Tally the lines below that contain the word "this", and give only that number.

Interface dataset entries:
--------------------------------

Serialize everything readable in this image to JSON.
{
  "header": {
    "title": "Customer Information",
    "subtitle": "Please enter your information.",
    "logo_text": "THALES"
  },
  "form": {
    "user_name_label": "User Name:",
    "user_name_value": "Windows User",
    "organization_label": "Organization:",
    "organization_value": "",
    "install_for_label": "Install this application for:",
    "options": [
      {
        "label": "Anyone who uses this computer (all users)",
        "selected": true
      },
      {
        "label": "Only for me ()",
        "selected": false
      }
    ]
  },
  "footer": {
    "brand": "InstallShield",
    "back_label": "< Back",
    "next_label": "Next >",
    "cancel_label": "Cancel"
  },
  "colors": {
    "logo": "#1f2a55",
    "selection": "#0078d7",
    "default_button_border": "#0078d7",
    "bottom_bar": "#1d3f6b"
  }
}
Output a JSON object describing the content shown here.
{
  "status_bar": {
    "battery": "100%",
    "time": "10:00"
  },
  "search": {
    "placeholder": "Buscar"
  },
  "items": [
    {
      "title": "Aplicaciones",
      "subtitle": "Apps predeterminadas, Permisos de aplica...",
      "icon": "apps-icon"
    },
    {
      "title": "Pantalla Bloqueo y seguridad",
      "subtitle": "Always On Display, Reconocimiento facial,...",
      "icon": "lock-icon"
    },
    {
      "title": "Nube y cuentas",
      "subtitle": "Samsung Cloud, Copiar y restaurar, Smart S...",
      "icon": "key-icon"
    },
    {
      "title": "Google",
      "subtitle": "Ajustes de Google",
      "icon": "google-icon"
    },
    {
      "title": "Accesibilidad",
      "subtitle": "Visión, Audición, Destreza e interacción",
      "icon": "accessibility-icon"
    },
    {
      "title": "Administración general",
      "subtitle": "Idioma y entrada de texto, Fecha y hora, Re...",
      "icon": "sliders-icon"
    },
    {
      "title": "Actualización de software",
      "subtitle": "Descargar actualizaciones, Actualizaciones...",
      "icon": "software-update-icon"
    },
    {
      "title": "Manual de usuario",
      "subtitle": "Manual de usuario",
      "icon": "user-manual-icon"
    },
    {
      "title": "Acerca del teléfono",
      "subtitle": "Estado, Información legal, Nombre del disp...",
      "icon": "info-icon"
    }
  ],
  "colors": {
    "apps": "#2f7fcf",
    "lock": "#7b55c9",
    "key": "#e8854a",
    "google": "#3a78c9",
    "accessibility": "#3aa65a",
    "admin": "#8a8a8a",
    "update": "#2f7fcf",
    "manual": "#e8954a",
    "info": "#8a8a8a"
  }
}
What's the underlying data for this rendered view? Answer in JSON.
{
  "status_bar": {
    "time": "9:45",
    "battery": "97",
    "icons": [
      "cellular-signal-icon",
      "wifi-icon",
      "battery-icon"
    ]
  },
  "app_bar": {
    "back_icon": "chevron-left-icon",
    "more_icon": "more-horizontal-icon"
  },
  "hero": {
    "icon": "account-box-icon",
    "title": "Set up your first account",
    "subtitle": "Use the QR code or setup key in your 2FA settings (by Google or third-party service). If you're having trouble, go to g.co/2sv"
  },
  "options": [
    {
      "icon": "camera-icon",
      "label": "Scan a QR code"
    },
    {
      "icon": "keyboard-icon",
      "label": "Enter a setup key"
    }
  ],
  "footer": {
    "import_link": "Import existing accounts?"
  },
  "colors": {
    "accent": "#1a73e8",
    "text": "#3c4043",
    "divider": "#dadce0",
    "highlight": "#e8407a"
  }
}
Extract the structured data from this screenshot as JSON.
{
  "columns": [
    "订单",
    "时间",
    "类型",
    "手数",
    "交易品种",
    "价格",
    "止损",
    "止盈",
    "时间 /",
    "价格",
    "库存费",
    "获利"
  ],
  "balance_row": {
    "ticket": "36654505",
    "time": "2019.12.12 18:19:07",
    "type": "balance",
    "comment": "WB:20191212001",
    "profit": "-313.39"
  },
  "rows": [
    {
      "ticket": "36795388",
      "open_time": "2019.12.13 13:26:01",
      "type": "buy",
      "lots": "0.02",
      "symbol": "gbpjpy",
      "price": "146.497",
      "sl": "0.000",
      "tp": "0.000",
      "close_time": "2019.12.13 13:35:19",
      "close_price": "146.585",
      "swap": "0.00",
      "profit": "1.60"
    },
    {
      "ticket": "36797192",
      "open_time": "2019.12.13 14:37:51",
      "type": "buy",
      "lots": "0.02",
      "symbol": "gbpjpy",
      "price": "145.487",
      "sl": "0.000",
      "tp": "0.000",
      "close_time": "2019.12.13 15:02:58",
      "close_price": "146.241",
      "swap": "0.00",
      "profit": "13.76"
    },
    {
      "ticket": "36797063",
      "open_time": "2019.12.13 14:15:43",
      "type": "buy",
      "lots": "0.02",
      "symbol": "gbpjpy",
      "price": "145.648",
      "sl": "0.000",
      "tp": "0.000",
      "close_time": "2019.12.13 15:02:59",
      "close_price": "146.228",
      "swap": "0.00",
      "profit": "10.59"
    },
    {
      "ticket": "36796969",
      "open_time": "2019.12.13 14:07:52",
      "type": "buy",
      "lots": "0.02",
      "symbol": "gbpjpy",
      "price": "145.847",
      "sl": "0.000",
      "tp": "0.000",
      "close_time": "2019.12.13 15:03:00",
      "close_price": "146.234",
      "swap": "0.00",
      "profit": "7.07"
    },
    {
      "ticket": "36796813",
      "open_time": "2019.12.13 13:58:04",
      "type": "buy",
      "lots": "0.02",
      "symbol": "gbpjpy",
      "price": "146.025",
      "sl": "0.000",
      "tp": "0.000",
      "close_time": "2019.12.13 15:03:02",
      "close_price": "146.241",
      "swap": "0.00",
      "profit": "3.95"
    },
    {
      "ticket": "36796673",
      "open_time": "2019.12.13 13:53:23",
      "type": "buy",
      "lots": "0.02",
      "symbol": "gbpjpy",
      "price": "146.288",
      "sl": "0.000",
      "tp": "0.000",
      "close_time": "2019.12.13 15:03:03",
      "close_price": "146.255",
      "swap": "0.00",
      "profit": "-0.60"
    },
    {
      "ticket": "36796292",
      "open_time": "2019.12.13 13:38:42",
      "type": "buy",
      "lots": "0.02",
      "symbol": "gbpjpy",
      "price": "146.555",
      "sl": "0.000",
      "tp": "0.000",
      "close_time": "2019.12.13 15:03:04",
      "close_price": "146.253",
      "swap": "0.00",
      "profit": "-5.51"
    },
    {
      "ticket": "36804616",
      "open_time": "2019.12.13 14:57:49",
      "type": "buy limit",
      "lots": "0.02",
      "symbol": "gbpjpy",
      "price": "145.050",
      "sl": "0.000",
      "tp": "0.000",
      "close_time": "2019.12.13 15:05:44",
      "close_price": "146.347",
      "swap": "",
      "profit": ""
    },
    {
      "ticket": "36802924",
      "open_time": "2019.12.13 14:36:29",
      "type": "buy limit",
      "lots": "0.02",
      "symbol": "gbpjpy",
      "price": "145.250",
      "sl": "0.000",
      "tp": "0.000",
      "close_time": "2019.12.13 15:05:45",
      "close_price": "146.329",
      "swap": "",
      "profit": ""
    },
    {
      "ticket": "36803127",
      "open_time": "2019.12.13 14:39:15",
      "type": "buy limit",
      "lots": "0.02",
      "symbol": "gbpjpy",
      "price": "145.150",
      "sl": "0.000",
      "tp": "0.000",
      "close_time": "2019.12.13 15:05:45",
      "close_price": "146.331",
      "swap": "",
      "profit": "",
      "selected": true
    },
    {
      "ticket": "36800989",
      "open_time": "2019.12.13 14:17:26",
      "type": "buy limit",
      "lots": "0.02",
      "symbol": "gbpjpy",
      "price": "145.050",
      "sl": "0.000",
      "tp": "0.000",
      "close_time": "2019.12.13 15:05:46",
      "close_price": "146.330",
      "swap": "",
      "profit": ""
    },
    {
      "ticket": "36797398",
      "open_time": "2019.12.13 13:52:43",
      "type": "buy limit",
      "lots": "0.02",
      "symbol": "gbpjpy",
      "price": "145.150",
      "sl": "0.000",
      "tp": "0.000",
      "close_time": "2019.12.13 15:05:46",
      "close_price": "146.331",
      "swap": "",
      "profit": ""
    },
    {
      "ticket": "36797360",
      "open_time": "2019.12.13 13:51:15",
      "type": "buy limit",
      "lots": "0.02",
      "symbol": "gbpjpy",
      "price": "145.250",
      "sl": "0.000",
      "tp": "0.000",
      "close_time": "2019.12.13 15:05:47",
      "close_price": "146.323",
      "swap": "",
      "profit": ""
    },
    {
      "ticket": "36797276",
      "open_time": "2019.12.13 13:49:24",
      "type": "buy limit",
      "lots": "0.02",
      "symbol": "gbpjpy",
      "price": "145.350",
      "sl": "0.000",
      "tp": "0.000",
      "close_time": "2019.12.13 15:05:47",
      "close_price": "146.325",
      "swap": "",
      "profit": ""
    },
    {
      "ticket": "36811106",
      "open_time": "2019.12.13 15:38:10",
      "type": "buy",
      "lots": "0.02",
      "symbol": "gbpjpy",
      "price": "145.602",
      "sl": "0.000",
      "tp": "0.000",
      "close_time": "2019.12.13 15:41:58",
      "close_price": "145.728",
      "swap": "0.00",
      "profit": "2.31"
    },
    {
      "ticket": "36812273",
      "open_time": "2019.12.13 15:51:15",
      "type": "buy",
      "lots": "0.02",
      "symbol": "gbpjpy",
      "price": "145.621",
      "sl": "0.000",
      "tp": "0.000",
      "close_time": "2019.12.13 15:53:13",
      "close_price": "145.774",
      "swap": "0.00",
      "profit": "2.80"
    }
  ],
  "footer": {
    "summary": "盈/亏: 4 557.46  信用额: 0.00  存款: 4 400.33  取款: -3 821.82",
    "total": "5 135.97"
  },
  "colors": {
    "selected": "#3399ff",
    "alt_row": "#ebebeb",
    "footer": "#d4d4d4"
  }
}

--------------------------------

◆ **Reply**
5